In the first chart we see the secular bear in the Japanese market. It started with a 2 1/2 year decline from the late 89 peak to the 92 bottom and an initial loss of over 60%. What followed was a series of right and left translated cycles until the bottom in 03. That's a 13 year bear market. Notice the right translated cycles end very quickly and the left translated ones tend to just grind lower. Also notice the first counter trend rally ended in a right translated cycle and a vicious waterfall decline. The remaining cycles were all left translated and each successive 3 year low ended lower than the preceding one. The current cycle looks to be a left translated cycle or possibly a very shortened right translated cycle. It's also entirely possible the secular bear market in Japan isn't over yet. The slowing US economy has the potential to drag down the rest of the global economies. The action in the Nikkei is becoming rather ominous.
Now let's look at the US market. Here we see the same series of cycles only the US cycle is a 4 year cycle. We also see that right translated cycles have ended in violent moves downward even in a secular bull market. We see the cycle that topped in 2000 was a left translated cycle that ended the great secular bull market that started in 74. The normal 2- 2 1/2 year decline that followed is typical for first legs down in secular bear markets. During this decline the S&P lost almost 50% of it's value. We now have the third longest 4 year cycle in history. This cycle is now coming to an end and it's doing it in the overall context of a secular bear market. It's probably discounting a recession. Maybe even one that's already started. By the action in the Nikkei and China it may very well be discounting a global recession. This has the potential to be a very wicked bear move if it ends like other right translated cycles have ended and if it is in fact discounting a global recession.

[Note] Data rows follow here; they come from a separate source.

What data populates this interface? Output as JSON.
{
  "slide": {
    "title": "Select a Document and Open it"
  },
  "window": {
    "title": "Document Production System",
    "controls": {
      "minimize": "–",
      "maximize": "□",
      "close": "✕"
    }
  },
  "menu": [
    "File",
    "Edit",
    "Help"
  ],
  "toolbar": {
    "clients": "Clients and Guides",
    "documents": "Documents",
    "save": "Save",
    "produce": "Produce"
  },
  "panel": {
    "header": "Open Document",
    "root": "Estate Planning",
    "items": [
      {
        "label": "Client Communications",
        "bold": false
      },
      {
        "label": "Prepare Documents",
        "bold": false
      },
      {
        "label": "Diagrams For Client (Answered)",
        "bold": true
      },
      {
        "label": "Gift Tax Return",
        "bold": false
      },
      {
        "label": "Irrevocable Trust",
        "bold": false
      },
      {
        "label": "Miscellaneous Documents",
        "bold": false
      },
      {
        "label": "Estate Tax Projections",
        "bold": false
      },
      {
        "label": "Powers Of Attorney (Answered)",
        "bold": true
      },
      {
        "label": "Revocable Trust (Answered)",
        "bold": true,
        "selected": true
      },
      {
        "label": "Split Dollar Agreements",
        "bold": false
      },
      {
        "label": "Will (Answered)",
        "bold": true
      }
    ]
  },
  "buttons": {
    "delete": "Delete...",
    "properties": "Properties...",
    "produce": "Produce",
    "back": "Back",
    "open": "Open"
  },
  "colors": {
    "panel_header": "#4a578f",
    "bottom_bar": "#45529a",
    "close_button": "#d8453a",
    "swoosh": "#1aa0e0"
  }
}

The bond market dwarfs the stock market. It's also generally considered that bond traders are a more savvy lot that stock traders. You don't really find Joe Sixpack trading bonds. These markets are the dwelling place of institutional investors aka the smart money. When the bond market starts talking it's usually a good idea to listen. Well the bond market lately has been doing more than talking it's screaming at the top of it's lungs. Notice how the bond market rolled over in early 2000 just prior to the market topping out. This is usually the case about 90% of the time. Bond traders will spot problems on the horizon before stock traders and start allocating capital to "safe" investments. Now take a look at the 3 month T-Bills. What we see happening in the last few months is an unprecedented flight to safety. This move even makes 98 look tame. Remember the upheaval in 98 produced a 20% correction in the market. What does the current state of the bond market say about the future I wonder?
Thursday, November 22, 2007
BTW If you are reading this on Thur. then you are obviously a fanatic about the markets. Get out of here and go enjoy Thankgiving with your family :)
Tuesday, November 20, 2007
Despite today's little rally attempt the markets are not on solid footing. Looking at the point and figure charts we see a descending triple bottom breakdown, another descending triple bottom breakdown and another descending triple bottom breakdown. The test of the Aug. close might have failed today but I doubt that will be the last test and I'm not so sure the next time it's going to hold. All three charts are now in down trends until otherwise notified.